# What is expected
Every line below that includes the word "screenshot" needs to be copied.

[Stored dataset items]
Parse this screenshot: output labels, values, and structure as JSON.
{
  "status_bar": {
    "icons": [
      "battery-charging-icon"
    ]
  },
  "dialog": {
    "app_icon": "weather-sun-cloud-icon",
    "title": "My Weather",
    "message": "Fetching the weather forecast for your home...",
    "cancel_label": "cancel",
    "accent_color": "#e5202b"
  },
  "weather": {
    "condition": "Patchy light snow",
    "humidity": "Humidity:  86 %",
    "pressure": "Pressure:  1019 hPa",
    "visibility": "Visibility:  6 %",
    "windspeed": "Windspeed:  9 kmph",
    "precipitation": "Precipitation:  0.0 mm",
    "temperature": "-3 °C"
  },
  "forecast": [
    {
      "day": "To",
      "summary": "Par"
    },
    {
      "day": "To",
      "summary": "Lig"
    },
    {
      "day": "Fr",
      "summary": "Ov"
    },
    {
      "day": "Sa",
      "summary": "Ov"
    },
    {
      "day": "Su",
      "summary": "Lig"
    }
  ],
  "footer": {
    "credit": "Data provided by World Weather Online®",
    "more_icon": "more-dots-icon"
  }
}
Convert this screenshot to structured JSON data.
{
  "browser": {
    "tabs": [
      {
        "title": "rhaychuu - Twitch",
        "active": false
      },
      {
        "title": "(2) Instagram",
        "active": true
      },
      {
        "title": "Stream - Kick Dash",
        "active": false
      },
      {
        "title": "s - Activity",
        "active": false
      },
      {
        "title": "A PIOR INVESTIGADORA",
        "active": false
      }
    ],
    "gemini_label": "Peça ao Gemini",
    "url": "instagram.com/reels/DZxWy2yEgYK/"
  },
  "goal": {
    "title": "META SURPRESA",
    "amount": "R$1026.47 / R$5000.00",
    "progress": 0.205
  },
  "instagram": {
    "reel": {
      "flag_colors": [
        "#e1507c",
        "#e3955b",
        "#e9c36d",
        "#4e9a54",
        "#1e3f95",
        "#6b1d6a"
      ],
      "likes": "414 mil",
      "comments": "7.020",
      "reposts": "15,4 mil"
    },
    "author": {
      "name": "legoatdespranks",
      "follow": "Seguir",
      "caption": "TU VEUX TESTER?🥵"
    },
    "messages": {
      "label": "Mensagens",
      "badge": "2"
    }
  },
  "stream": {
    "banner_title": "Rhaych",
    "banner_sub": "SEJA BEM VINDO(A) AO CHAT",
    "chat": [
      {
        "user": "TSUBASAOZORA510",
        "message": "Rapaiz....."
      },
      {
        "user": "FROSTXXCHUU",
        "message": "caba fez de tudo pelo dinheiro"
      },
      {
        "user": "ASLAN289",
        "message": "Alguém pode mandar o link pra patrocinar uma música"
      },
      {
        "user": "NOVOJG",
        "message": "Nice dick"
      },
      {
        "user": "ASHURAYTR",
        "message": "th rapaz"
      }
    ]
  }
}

# Answer section
Parse this screenshot: output labels, values, and structure as JSON.
Convert this screenshot to structured JSON data.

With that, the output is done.